## PROBLEM TO WORK ON
Report how many lines in the records below hold the word "Escriba". Add nothing to the number.

·····

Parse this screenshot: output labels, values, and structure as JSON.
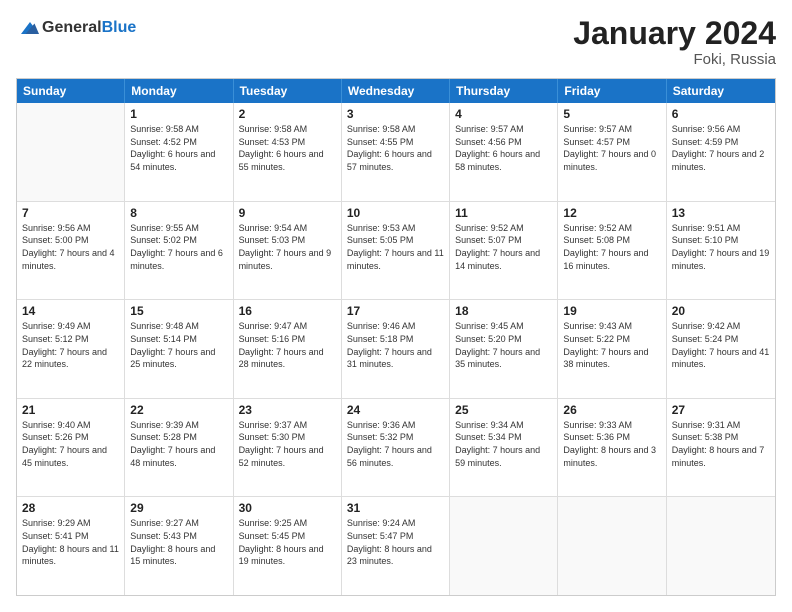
{
  "logo": {
    "general": "General",
    "blue": "Blue"
  },
  "title": "January 2024",
  "location": "Foki, Russia",
  "header_days": [
    "Sunday",
    "Monday",
    "Tuesday",
    "Wednesday",
    "Thursday",
    "Friday",
    "Saturday"
  ],
  "weeks": [
    [
      {
        "day": "",
        "sunrise": "",
        "sunset": "",
        "daylight": ""
      },
      {
        "day": "1",
        "sunrise": "Sunrise: 9:58 AM",
        "sunset": "Sunset: 4:52 PM",
        "daylight": "Daylight: 6 hours and 54 minutes."
      },
      {
        "day": "2",
        "sunrise": "Sunrise: 9:58 AM",
        "sunset": "Sunset: 4:53 PM",
        "daylight": "Daylight: 6 hours and 55 minutes."
      },
      {
        "day": "3",
        "sunrise": "Sunrise: 9:58 AM",
        "sunset": "Sunset: 4:55 PM",
        "daylight": "Daylight: 6 hours and 57 minutes."
      },
      {
        "day": "4",
        "sunrise": "Sunrise: 9:57 AM",
        "sunset": "Sunset: 4:56 PM",
        "daylight": "Daylight: 6 hours and 58 minutes."
      },
      {
        "day": "5",
        "sunrise": "Sunrise: 9:57 AM",
        "sunset": "Sunset: 4:57 PM",
        "daylight": "Daylight: 7 hours and 0 minutes."
      },
      {
        "day": "6",
        "sunrise": "Sunrise: 9:56 AM",
        "sunset": "Sunset: 4:59 PM",
        "daylight": "Daylight: 7 hours and 2 minutes."
      }
    ],
    [
      {
        "day": "7",
        "sunrise": "Sunrise: 9:56 AM",
        "sunset": "Sunset: 5:00 PM",
        "daylight": "Daylight: 7 hours and 4 minutes."
      },
      {
        "day": "8",
        "sunrise": "Sunrise: 9:55 AM",
        "sunset": "Sunset: 5:02 PM",
        "daylight": "Daylight: 7 hours and 6 minutes."
      },
      {
        "day": "9",
        "sunrise": "Sunrise: 9:54 AM",
        "sunset": "Sunset: 5:03 PM",
        "daylight": "Daylight: 7 hours and 9 minutes."
      },
      {
        "day": "10",
        "sunrise": "Sunrise: 9:53 AM",
        "sunset": "Sunset: 5:05 PM",
        "daylight": "Daylight: 7 hours and 11 minutes."
      },
      {
        "day": "11",
        "sunrise": "Sunrise: 9:52 AM",
        "sunset": "Sunset: 5:07 PM",
        "daylight": "Daylight: 7 hours and 14 minutes."
      },
      {
        "day": "12",
        "sunrise": "Sunrise: 9:52 AM",
        "sunset": "Sunset: 5:08 PM",
        "daylight": "Daylight: 7 hours and 16 minutes."
      },
      {
        "day": "13",
        "sunrise": "Sunrise: 9:51 AM",
        "sunset": "Sunset: 5:10 PM",
        "daylight": "Daylight: 7 hours and 19 minutes."
      }
    ],
    [
      {
        "day": "14",
        "sunrise": "Sunrise: 9:49 AM",
        "sunset": "Sunset: 5:12 PM",
        "daylight": "Daylight: 7 hours and 22 minutes."
      },
      {
        "day": "15",
        "sunrise": "Sunrise: 9:48 AM",
        "sunset": "Sunset: 5:14 PM",
        "daylight": "Daylight: 7 hours and 25 minutes."
      },
      {
        "day": "16",
        "sunrise": "Sunrise: 9:47 AM",
        "sunset": "Sunset: 5:16 PM",
        "daylight": "Daylight: 7 hours and 28 minutes."
      },
      {
        "day": "17",
        "sunrise": "Sunrise: 9:46 AM",
        "sunset": "Sunset: 5:18 PM",
        "daylight": "Daylight: 7 hours and 31 minutes."
      },
      {
        "day": "18",
        "sunrise": "Sunrise: 9:45 AM",
        "sunset": "Sunset: 5:20 PM",
        "daylight": "Daylight: 7 hours and 35 minutes."
      },
      {
        "day": "19",
        "sunrise": "Sunrise: 9:43 AM",
        "sunset": "Sunset: 5:22 PM",
        "daylight": "Daylight: 7 hours and 38 minutes."
      },
      {
        "day": "20",
        "sunrise": "Sunrise: 9:42 AM",
        "sunset": "Sunset: 5:24 PM",
        "daylight": "Daylight: 7 hours and 41 minutes."
      }
    ],
    [
      {
        "day": "21",
        "sunrise": "Sunrise: 9:40 AM",
        "sunset": "Sunset: 5:26 PM",
        "daylight": "Daylight: 7 hours and 45 minutes."
      },
      {
        "day": "22",
        "sunrise": "Sunrise: 9:39 AM",
        "sunset": "Sunset: 5:28 PM",
        "daylight": "Daylight: 7 hours and 48 minutes."
      },
      {
        "day": "23",
        "sunrise": "Sunrise: 9:37 AM",
        "sunset": "Sunset: 5:30 PM",
        "daylight": "Daylight: 7 hours and 52 minutes."
      },
      {
        "day": "24",
        "sunrise": "Sunrise: 9:36 AM",
        "sunset": "Sunset: 5:32 PM",
        "daylight": "Daylight: 7 hours and 56 minutes."
      },
      {
        "day": "25",
        "sunrise": "Sunrise: 9:34 AM",
        "sunset": "Sunset: 5:34 PM",
        "daylight": "Daylight: 7 hours and 59 minutes."
      },
      {
        "day": "26",
        "sunrise": "Sunrise: 9:33 AM",
        "sunset": "Sunset: 5:36 PM",
        "daylight": "Daylight: 8 hours and 3 minutes."
      },
      {
        "day": "27",
        "sunrise": "Sunrise: 9:31 AM",
        "sunset": "Sunset: 5:38 PM",
        "daylight": "Daylight: 8 hours and 7 minutes."
      }
    ],
    [
      {
        "day": "28",
        "sunrise": "Sunrise: 9:29 AM",
        "sunset": "Sunset: 5:41 PM",
        "daylight": "Daylight: 8 hours and 11 minutes."
      },
      {
        "day": "29",
        "sunrise": "Sunrise: 9:27 AM",
        "sunset": "Sunset: 5:43 PM",
        "daylight": "Daylight: 8 hours and 15 minutes."
      },
      {
        "day": "30",
        "sunrise": "Sunrise: 9:25 AM",
        "sunset": "Sunset: 5:45 PM",
        "daylight": "Daylight: 8 hours and 19 minutes."
      },
      {
        "day": "31",
        "sunrise": "Sunrise: 9:24 AM",
        "sunset": "Sunset: 5:47 PM",
        "daylight": "Daylight: 8 hours and 23 minutes."
      },
      {
        "day": "",
        "sunrise": "",
        "sunset": "",
        "daylight": ""
      },
      {
        "day": "",
        "sunrise": "",
        "sunset": "",
        "daylight": ""
      },
      {
        "day": "",
        "sunrise": "",
        "sunset": "",
        "daylight": ""
      }
    ]
  ]
}
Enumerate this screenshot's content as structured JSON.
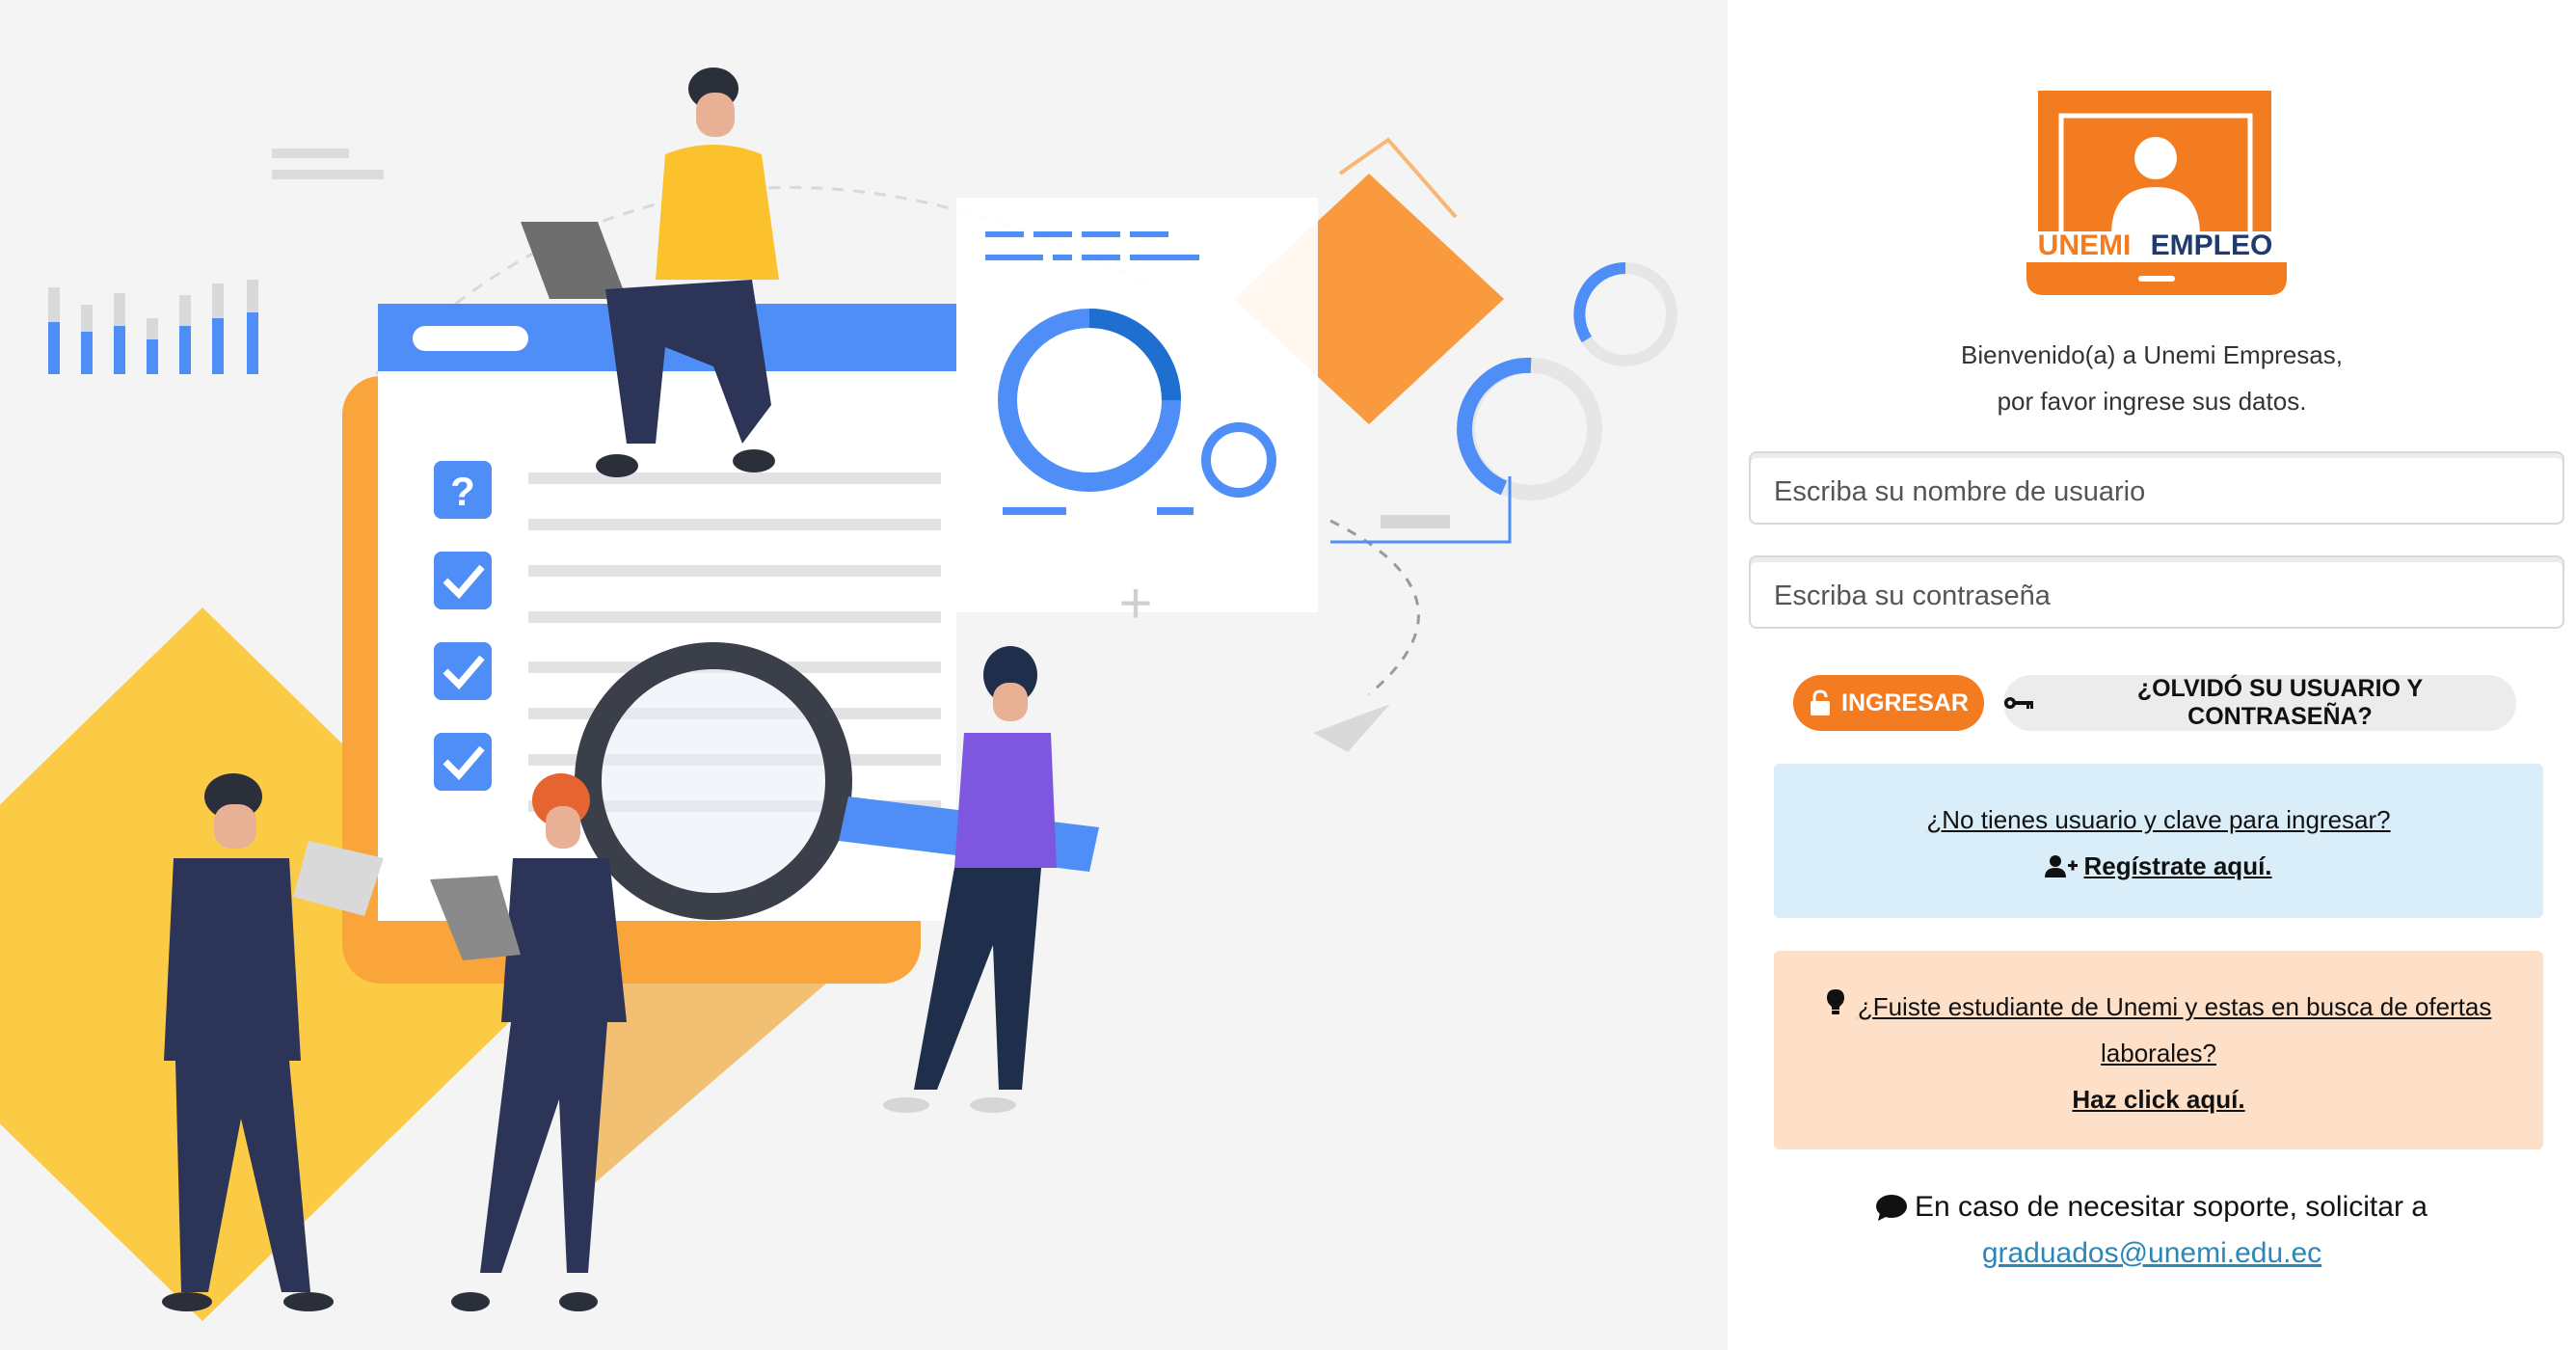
{
  "brand": {
    "name_part1": "UNEMI",
    "name_part2": "EMPLEO",
    "color_orange": "#f47c20",
    "color_navy": "#1f3a6e"
  },
  "welcome": {
    "line1": "Bienvenido(a) a Unemi Empresas,",
    "line2": "por favor ingrese sus datos."
  },
  "form": {
    "username_placeholder": "Escriba su nombre de usuario",
    "password_placeholder": "Escriba su contraseña",
    "login_label": "INGRESAR",
    "forgot_label": "¿OLVIDÓ SU USUARIO Y CONTRASEÑA?"
  },
  "register_box": {
    "question": "¿No tienes usuario y clave para ingresar?",
    "link": " Regístrate aquí."
  },
  "student_box": {
    "question": "¿Fuiste estudiante de Unemi y estas en busca de ofertas laborales?",
    "link": "Haz click aquí."
  },
  "support": {
    "text": "En caso de necesitar soporte, solicitar a",
    "email": "graduados@unemi.edu.ec"
  },
  "icons": {
    "login": "unlock-icon",
    "forgot": "key-icon",
    "register": "user-plus-icon",
    "student": "lightbulb-icon",
    "support": "comment-icon"
  },
  "colors": {
    "blue_box": "#d9eef8",
    "peach_box": "#fde0c7",
    "link_blue": "#2c86b8"
  }
}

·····

## SOLUTION TO THIS PROBLEM
2